Many speakers and panelists specifically urged that women’s empowerment should be a more pressing issue in the food movement. Laurie Benson of 1% for Women reminded the Summit’s audience that if women farmers had the same access to resources, land, and capital as their male counterparts, total worldwide yields could grow by 30 percent. "We will not have sustainable and resilient food systems unless we invest in women farmers,” chimed Nabeeha Kazi of Humanitas Global. Kedar Mankad of ONE Campaign reminded, “With empowerment and education initiatives for women, there has been a 55 percent reduction in hunger over the last 15 years.”

Mankad also stressed that “international agreements are critical to ensure action is taken on food security.” Mankad emphasized that ONE Campaign is dedicating 2015 to making sure the Sustainable Development Goals (SDGs) include agriculture and food security high on the agenda. Forster, who has worked closely on United Nations food and environment negotiations for decades, noted that the language in the SDGs is much more integrated and holistic than in the Millenium Development Goals. Critically, he added, the SDGs will be universal, applying to both developed and developing countries.

Mankad also remarked that the U.N.'s International Year of Soils is a great opportunity to look at healing the land. Large-scale restoration commitments like Initiative 20x20  in Latin America can have powerful impacts on the food system, but only if they are implemented with the voices of farmers, food workers, healthcare workers, teachers, mothers, fathers, and other grassroots stakeholders at the table. Fortunately, as Thomas Forster pointed out, “the really good news for us is that food is a silo buster.”

Get Businesses on Board

At the summit, many advocated for business involvement in the sustainable food movement through sustainable sourcing initiatives. John Buchanan of Conservation International encouraged consumers to look for certifications that companies engage in sustainable sourcing. Buchanan stressed that sustainable sourcing is good for both consumers and businesses. For businesses, it provides security to their supply chain, which minimizes costs.

Jessica Rosen from Forum for the Future stated that, “responding to consumer and NGO demands, there is a strong business case to strategically plan for the future by investing in sustainable landscapes.” Rosen said  that the sustainable food movement should work with large businesses because companies can provide the proper support to create tangible solutions.

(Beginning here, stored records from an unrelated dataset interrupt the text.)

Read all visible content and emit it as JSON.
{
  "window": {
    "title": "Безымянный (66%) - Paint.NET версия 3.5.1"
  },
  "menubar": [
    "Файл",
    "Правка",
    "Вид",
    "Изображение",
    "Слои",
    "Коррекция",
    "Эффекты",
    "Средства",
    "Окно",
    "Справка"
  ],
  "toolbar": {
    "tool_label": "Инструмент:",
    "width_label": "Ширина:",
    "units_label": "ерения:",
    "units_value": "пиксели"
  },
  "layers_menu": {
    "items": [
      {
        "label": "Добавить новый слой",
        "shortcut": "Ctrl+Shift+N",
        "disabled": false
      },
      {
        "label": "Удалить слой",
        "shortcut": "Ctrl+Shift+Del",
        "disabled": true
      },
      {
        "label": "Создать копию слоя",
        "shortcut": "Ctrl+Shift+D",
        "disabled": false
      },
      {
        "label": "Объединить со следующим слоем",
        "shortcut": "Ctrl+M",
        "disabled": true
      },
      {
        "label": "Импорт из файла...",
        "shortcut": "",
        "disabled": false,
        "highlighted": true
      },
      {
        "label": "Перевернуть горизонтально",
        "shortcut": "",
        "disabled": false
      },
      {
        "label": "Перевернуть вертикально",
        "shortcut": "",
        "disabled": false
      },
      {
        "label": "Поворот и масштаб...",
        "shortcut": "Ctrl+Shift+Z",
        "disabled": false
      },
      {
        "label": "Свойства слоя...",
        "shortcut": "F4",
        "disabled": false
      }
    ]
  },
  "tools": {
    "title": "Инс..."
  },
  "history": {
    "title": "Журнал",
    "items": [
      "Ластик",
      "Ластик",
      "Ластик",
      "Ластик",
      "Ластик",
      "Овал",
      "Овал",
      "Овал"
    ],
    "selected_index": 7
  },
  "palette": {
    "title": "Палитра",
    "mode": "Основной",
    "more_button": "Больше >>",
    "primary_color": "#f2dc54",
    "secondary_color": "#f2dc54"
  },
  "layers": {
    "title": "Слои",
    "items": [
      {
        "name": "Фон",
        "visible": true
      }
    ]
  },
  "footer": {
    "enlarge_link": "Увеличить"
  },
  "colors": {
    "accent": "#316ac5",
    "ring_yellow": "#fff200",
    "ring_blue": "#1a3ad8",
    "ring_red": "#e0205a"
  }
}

“I want to plug the Landscapes for People, Food and Nature Initiative for showing how integrated approaches can work,” Buchanan noted. The integrated landscape management (ILM) approach that the Landscapes for People, Food, and Nature Initiative promotes involves long-term collaboration among different groups of land managers and stakeholders, including businesses,  for better local livelihoods and improved health and well-being. As David Aylward from Ashoka stated, “If we just make it about food, we lose. If we just think about the environment, we lose. We need to think about it all together.”